**Dataset entries**
<<<<

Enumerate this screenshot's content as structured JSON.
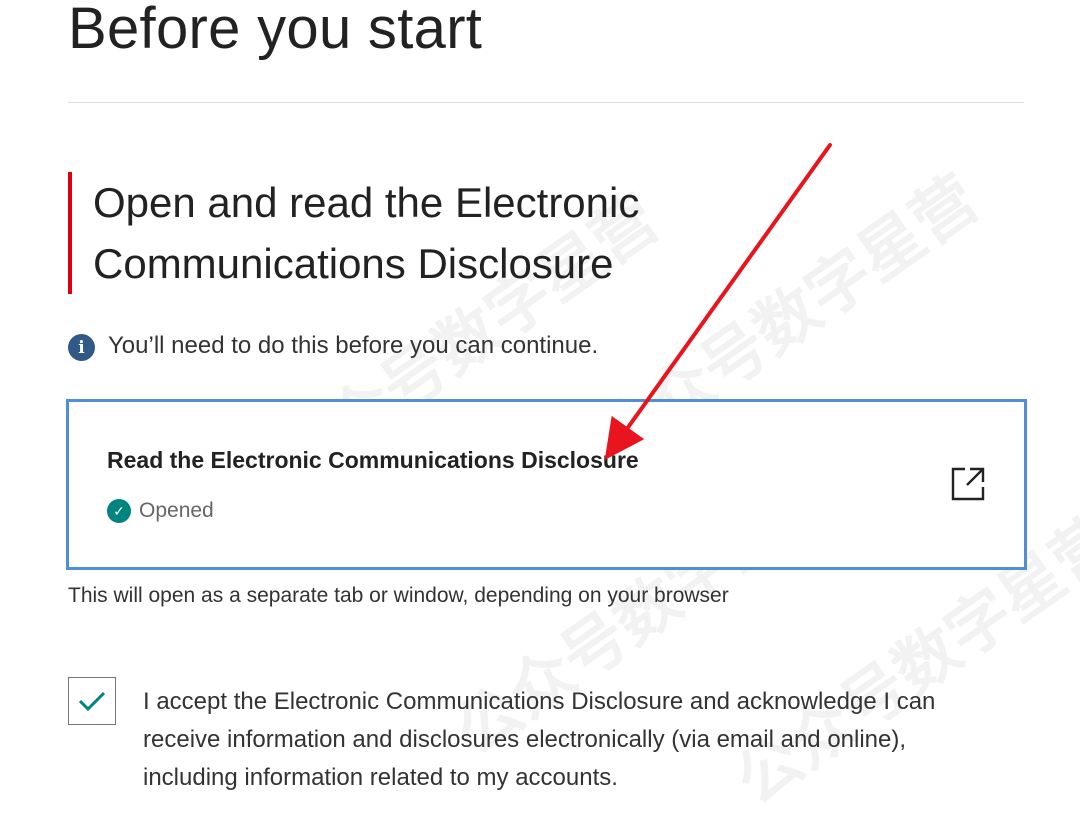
{
  "page": {
    "title": "Before you start"
  },
  "section": {
    "heading_line1": "Open and read the Electronic",
    "heading_line2": "Communications Disclosure"
  },
  "notice": {
    "icon": "info-icon",
    "text": "You’ll need to do this before you can continue."
  },
  "document_card": {
    "title": "Read the Electronic Communications Disclosure",
    "status_icon": "check-circle-icon",
    "status": "Opened",
    "action_icon": "external-link-icon"
  },
  "helper_text": "This will open as a separate tab or window, depending on your browser",
  "consent": {
    "checked": true,
    "text": "I accept the Electronic Communications Disclosure and acknowledge I can receive information and disclosures electronically (via email and online), including information related to my accounts."
  },
  "watermark": {
    "text": "公众号数字星营"
  },
  "colors": {
    "accent_red": "#db0011",
    "focus_blue": "#4f8fd8",
    "success_teal": "#00847f",
    "info_navy": "#305a85",
    "arrow_red": "#e8141e"
  }
}
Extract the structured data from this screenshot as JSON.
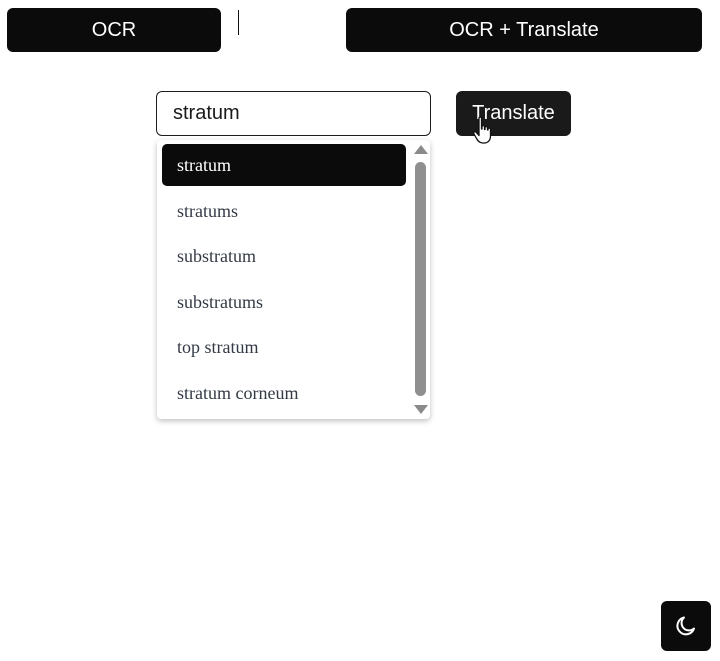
{
  "toolbar": {
    "ocr_label": "OCR",
    "ocr_translate_label": "OCR + Translate"
  },
  "search": {
    "value": "stratum",
    "placeholder": ""
  },
  "translate_button": {
    "label": "Translate"
  },
  "suggestions": [
    {
      "label": "stratum",
      "selected": true
    },
    {
      "label": "stratums",
      "selected": false
    },
    {
      "label": "substratum",
      "selected": false
    },
    {
      "label": "substratums",
      "selected": false
    },
    {
      "label": "top stratum",
      "selected": false
    },
    {
      "label": "stratum corneum",
      "selected": false
    }
  ],
  "theme_toggle": {
    "icon": "moon-icon"
  },
  "colors": {
    "button_bg": "#0b0b0c",
    "button_text": "#ffffff",
    "suggestion_text": "#333a45",
    "scrollbar": "#8f8f8f"
  }
}
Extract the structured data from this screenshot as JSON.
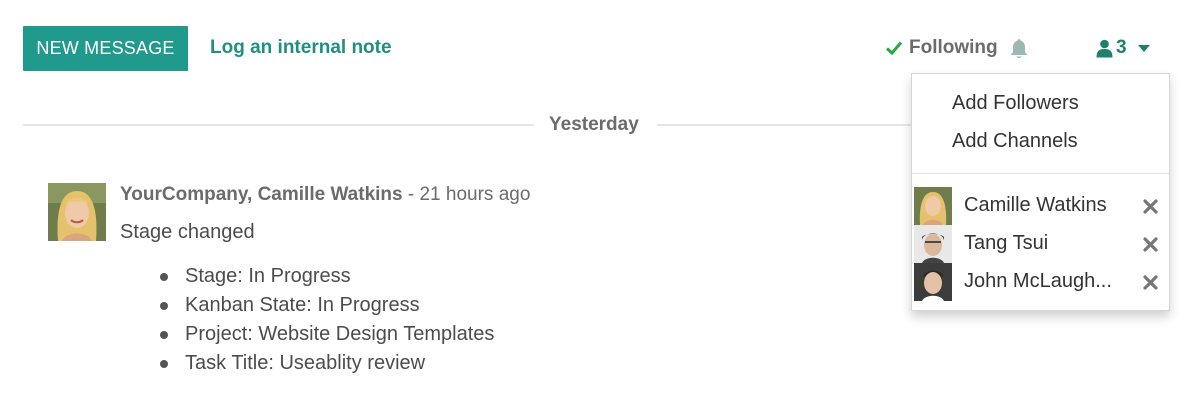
{
  "toolbar": {
    "new_message_label": "NEW MESSAGE",
    "log_note_label": "Log an internal note",
    "following_label": "Following",
    "followers_count": "3"
  },
  "thread": {
    "date_separator": "Yesterday",
    "messages": [
      {
        "author": "YourCompany, Camille Watkins",
        "time": "- 21 hours ago",
        "subject": "Stage changed",
        "tracking": [
          "Stage: In Progress",
          "Kanban State: In Progress",
          "Project: Website Design Templates",
          "Task Title: Useablity review"
        ]
      }
    ]
  },
  "followers_menu": {
    "actions": [
      "Add Followers",
      "Add Channels"
    ],
    "followers": [
      {
        "name": "Camille Watkins"
      },
      {
        "name": "Tang Tsui"
      },
      {
        "name": "John McLaugh..."
      }
    ]
  },
  "icons": {
    "check": "check-icon",
    "bell": "bell-icon",
    "user": "user-icon",
    "caret": "caret-down-icon",
    "remove": "remove-follower-icon"
  },
  "colors": {
    "primary": "#1f9a8c",
    "link": "#1f8f83",
    "check": "#28a745",
    "bell": "#9cb8b4"
  }
}
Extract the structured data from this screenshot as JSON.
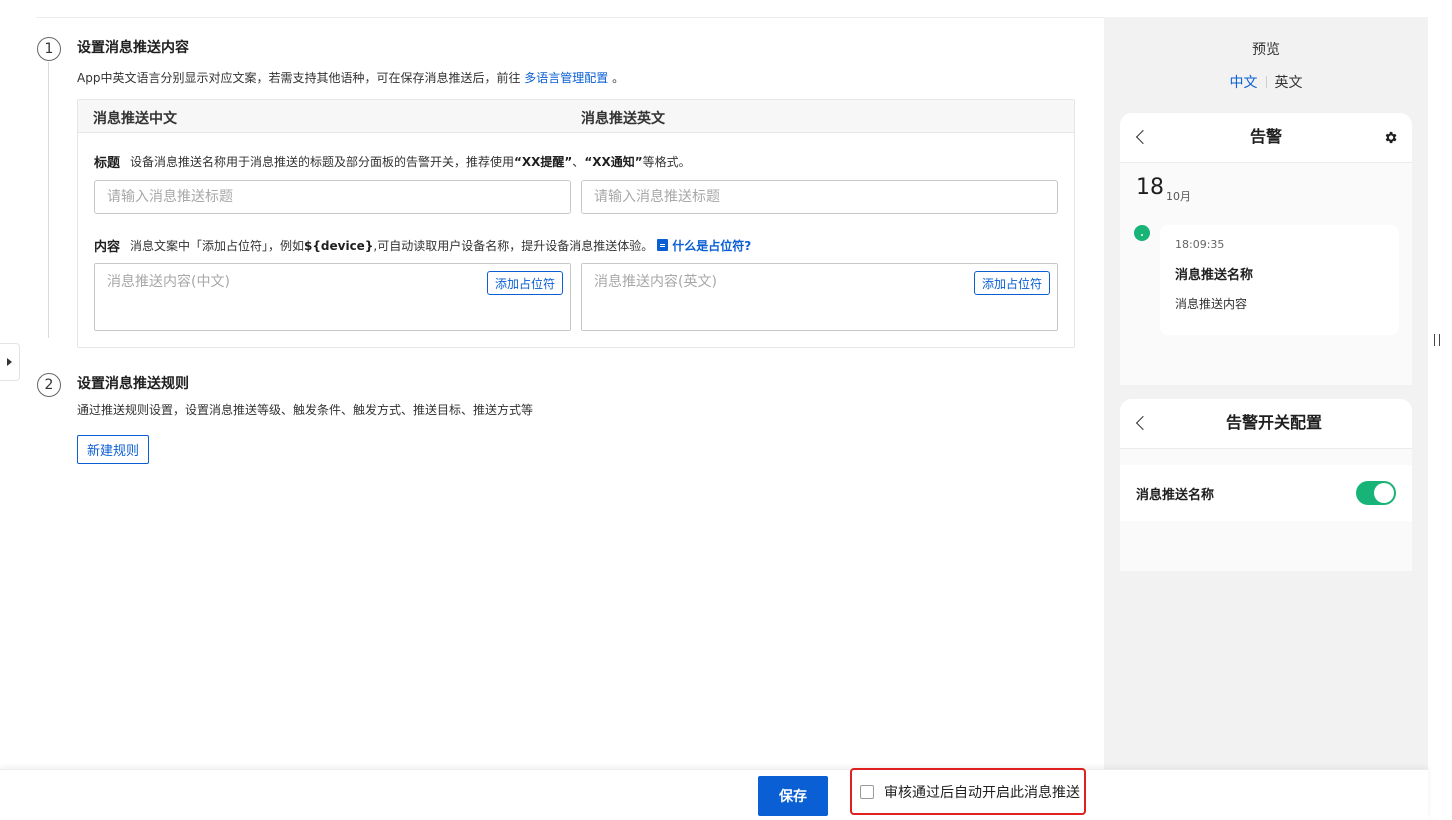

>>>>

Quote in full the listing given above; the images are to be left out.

Enumerate this screenshot's content as structured JSON.
{
  "page": {
    "title": "Before you start"
  },
  "section": {
    "heading_line1": "Open and read the Electronic",
    "heading_line2": "Communications Disclosure"
  },
  "notice": {
    "icon": "info-icon",
    "text": "You’ll need to do this before you can continue."
  },
  "document_card": {
    "title": "Read the Electronic Communications Disclosure",
    "status_icon": "check-circle-icon",
    "status": "Opened",
    "action_icon": "external-link-icon"
  },
  "helper_text": "This will open as a separate tab or window, depending on your browser",
  "consent": {
    "checked": true,
    "text": "I accept the Electronic Communications Disclosure and acknowledge I can receive information and disclosures electronically (via email and online), including information related to my accounts."
  },
  "watermark": {
    "text": "公众号数字星营"
  },
  "colors": {
    "accent_red": "#db0011",
    "focus_blue": "#4f8fd8",
    "success_teal": "#00847f",
    "info_navy": "#305a85",
    "arrow_red": "#e8141e"
  }
}
Extract the structured data from this screenshot as JSON.
{
  "toolbar": {
    "ocr_label": "OCR",
    "ocr_translate_label": "OCR + Translate"
  },
  "search": {
    "value": "stratum",
    "placeholder": ""
  },
  "translate_button": {
    "label": "Translate"
  },
  "suggestions": [
    {
      "label": "stratum",
      "selected": true
    },
    {
      "label": "stratums",
      "selected": false
    },
    {
      "label": "substratum",
      "selected": false
    },
    {
      "label": "substratums",
      "selected": false
    },
    {
      "label": "top stratum",
      "selected": false
    },
    {
      "label": "stratum corneum",
      "selected": false
    }
  ],
  "theme_toggle": {
    "icon": "moon-icon"
  },
  "colors": {
    "button_bg": "#0b0b0c",
    "button_text": "#ffffff",
    "suggestion_text": "#333a45",
    "scrollbar": "#8f8f8f"
  }
}
Extract the structured data from this screenshot as JSON.
{
  "toolbar": {
    "new_message_label": "NEW MESSAGE",
    "log_note_label": "Log an internal note",
    "following_label": "Following",
    "followers_count": "3"
  },
  "thread": {
    "date_separator": "Yesterday",
    "messages": [
      {
        "author": "YourCompany, Camille Watkins",
        "time": "- 21 hours ago",
        "subject": "Stage changed",
        "tracking": [
          "Stage: In Progress",
          "Kanban State: In Progress",
          "Project: Website Design Templates",
          "Task Title: Useablity review"
        ]
      }
    ]
  },
  "followers_menu": {
    "actions": [
      "Add Followers",
      "Add Channels"
    ],
    "followers": [
      {
        "name": "Camille Watkins"
      },
      {
        "name": "Tang Tsui"
      },
      {
        "name": "John McLaugh..."
      }
    ]
  },
  "icons": {
    "check": "check-icon",
    "bell": "bell-icon",
    "user": "user-icon",
    "caret": "caret-down-icon",
    "remove": "remove-follower-icon"
  },
  "colors": {
    "primary": "#1f9a8c",
    "link": "#1f8f83",
    "check": "#28a745",
    "bell": "#9cb8b4"
  }
}
Extract the structured data from this screenshot as JSON.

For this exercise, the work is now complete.